The other factor is the fat content, which will affect the texture and thickness. The texture of the produce is also affected by milk proteins, which can start to coagulate when the acidity rises, as they do in yoghurt and many soft cheeses. Low-fat dairy products will generally have other things added to thicken it instead of the fat, such as guar gum, pectin and starches.

Uncultured Dairy Products Cultured Dairy Products
Skimmed milk 0.1-0.3% fat Buttermilk 0.2% fat
Semi-skimmed milk 1.7-2% Kefir 3%
Whole milk 3.6-4% Whole plain yoghurt 3.5-6%
Half-and-half (US) 10-18% Greek-style yoghurt 5-9.5%
Single cream (UK) 18-19% Half-fat creme fraiche* 12-14%
Heavy cream (US) 33-40% Sour cream 18%
Whipping cream (UK) 38-40% Creme fraiche 40-41%
Manufacturing cream (US) 40-42%
Double cream (UK) 45-47%
Clotted cream (UK) 60%

There is also a difference between the UK and US approaches to dairy. US cream tends to be lower in fat than the UK. It’s fairly common to buy a pot of double cream in the UK that is spoonable and hardly needs whipping. Heavy cream in the US is closer to UK whipping cream, and will be quite liquid, but will produce whipped cream eventually.


If you want to make whipped cream, the fat content is important. Less than 30% fat, and it isn’t likely to hold its shape. If you are mixing it directly into a recipe, you also want to aim for a similar fat content if you can.

If a few spoonfuls of cream are called for, for example in a soup or sauce, they can sometimes be left out, or I will often substitute with creme fraiche, which heats up well and can be kept in the fridge for a bit longer.

Cultured products can generally be substituted for each other if the thickness and acidity are similar. Look out for recipes that contain bicarbonate of soda (baking soda). It’s particularly important in these to make sure there is enough acid in the recipe to balance out the soda, as any excess will taste unpleasantly soapy in the final product. If you’re unsure, adding a bit of lemon juice will provide some insurance.

I use the following substitutions a fair bit:

To substitute buttermilk, mix plain yoghurt and milk roughly 50:50. You can also use whole milk, soured with a few drops of lemon juice or white vinegar.

To substitute for sour cream, use creme fraiche, or greek yoghurt sometimes with a bit more acid added.

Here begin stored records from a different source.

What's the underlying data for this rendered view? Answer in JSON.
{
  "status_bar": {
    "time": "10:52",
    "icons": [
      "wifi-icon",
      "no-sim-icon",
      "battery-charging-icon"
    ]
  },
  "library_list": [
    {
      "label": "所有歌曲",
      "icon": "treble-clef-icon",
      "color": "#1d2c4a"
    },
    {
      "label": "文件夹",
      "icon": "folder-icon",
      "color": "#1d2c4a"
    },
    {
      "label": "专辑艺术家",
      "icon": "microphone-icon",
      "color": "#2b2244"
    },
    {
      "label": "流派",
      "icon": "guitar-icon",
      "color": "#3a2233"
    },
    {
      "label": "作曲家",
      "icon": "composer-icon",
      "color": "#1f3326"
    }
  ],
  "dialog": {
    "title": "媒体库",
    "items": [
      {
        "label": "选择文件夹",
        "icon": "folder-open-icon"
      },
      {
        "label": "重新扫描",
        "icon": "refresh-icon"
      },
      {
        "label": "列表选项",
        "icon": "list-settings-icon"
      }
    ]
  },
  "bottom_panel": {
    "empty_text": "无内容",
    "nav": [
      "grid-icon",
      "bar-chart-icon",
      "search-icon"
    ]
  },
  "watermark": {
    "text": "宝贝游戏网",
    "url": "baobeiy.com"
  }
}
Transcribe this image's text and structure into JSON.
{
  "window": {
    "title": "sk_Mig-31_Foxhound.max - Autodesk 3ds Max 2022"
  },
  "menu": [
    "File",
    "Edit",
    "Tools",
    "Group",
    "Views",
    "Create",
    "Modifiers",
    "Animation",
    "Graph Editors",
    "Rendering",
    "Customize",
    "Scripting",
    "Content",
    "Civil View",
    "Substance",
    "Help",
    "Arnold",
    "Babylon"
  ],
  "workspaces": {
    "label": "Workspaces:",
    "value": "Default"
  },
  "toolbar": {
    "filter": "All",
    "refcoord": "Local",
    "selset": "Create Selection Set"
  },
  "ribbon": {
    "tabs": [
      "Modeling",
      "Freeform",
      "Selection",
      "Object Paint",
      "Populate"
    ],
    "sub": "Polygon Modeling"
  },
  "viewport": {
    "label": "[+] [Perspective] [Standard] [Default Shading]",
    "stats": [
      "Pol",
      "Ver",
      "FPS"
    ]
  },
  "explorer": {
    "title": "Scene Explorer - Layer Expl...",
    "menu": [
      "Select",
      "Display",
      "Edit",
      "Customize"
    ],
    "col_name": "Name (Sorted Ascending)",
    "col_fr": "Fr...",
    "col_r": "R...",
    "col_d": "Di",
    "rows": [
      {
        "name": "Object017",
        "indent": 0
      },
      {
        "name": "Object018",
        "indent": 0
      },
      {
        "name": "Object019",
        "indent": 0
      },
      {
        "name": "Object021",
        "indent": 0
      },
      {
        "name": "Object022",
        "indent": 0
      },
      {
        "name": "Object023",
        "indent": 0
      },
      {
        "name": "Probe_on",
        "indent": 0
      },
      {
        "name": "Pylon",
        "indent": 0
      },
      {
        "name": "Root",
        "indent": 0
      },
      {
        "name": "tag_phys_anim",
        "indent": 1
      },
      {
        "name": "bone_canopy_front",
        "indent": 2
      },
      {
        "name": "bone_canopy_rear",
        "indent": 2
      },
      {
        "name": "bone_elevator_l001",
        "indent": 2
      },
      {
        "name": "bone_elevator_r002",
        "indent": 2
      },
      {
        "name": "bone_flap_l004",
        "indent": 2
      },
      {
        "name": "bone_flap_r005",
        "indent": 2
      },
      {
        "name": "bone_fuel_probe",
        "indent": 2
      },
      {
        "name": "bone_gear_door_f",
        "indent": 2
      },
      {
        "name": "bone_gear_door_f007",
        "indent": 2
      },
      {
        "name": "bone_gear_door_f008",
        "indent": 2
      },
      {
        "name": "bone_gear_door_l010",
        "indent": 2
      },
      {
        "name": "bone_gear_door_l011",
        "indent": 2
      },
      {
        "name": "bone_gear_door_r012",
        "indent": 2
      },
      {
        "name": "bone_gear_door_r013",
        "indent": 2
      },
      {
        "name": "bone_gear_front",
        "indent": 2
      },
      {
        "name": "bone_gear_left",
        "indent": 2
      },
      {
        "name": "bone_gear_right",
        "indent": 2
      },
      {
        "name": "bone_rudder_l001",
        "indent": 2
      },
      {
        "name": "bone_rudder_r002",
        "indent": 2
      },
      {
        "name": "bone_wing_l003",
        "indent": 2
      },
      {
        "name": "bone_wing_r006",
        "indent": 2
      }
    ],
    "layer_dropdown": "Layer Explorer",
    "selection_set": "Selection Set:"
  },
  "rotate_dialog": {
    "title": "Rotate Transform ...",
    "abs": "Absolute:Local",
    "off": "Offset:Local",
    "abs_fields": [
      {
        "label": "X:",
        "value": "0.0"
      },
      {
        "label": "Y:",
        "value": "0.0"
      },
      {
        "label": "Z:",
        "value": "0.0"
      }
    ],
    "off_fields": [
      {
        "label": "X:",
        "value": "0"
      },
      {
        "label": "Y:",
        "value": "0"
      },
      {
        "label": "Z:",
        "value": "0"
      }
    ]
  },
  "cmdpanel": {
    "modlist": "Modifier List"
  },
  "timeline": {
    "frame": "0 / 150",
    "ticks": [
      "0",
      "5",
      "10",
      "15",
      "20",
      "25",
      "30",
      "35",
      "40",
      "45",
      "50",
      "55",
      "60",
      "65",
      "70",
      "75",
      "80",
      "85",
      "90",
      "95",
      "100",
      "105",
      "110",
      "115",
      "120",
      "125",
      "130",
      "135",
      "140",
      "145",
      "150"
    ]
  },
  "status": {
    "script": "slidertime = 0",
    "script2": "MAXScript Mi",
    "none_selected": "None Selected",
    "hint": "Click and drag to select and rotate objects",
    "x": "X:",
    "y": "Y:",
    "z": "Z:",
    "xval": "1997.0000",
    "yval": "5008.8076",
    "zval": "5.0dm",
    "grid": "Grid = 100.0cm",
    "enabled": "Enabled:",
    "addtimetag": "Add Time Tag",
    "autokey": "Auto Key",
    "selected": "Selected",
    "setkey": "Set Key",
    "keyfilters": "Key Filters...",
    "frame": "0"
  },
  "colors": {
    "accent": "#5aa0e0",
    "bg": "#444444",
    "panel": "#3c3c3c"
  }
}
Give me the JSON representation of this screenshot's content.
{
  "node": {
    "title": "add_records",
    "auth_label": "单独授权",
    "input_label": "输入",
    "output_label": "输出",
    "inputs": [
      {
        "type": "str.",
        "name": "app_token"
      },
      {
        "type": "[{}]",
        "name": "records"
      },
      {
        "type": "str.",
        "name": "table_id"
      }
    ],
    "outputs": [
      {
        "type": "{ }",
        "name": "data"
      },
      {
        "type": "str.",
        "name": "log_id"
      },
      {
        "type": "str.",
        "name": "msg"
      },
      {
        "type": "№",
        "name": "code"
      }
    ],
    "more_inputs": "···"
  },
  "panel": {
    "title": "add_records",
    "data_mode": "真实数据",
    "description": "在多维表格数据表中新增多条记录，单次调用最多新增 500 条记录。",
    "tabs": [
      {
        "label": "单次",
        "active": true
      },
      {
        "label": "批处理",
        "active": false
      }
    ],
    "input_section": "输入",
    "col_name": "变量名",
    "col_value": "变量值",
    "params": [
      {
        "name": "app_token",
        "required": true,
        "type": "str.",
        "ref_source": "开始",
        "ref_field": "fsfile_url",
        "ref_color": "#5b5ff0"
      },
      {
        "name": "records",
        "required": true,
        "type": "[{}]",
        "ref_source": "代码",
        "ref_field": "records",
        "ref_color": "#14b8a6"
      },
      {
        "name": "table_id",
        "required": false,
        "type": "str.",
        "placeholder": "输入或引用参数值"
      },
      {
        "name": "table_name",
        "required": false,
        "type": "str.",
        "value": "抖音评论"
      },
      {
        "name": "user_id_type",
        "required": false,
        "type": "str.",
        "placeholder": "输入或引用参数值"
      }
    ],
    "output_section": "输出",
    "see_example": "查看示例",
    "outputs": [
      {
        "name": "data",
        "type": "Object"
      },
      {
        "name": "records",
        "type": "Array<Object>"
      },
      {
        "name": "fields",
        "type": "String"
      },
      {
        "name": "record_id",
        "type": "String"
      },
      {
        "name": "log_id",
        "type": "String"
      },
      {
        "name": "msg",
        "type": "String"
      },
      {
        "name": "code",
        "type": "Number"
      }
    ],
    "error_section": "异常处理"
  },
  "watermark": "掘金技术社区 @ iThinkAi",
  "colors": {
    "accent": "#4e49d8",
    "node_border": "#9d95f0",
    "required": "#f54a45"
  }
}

To substitute for double cream in a sauce or even a chocolate ganache, use creme fraiche. There will be a bit of extra tang, but it will generally be masked by the other flavours. Creme fraiche won’t become whipped cream in the same way though, and half-fat creme fraiche might not behave the same.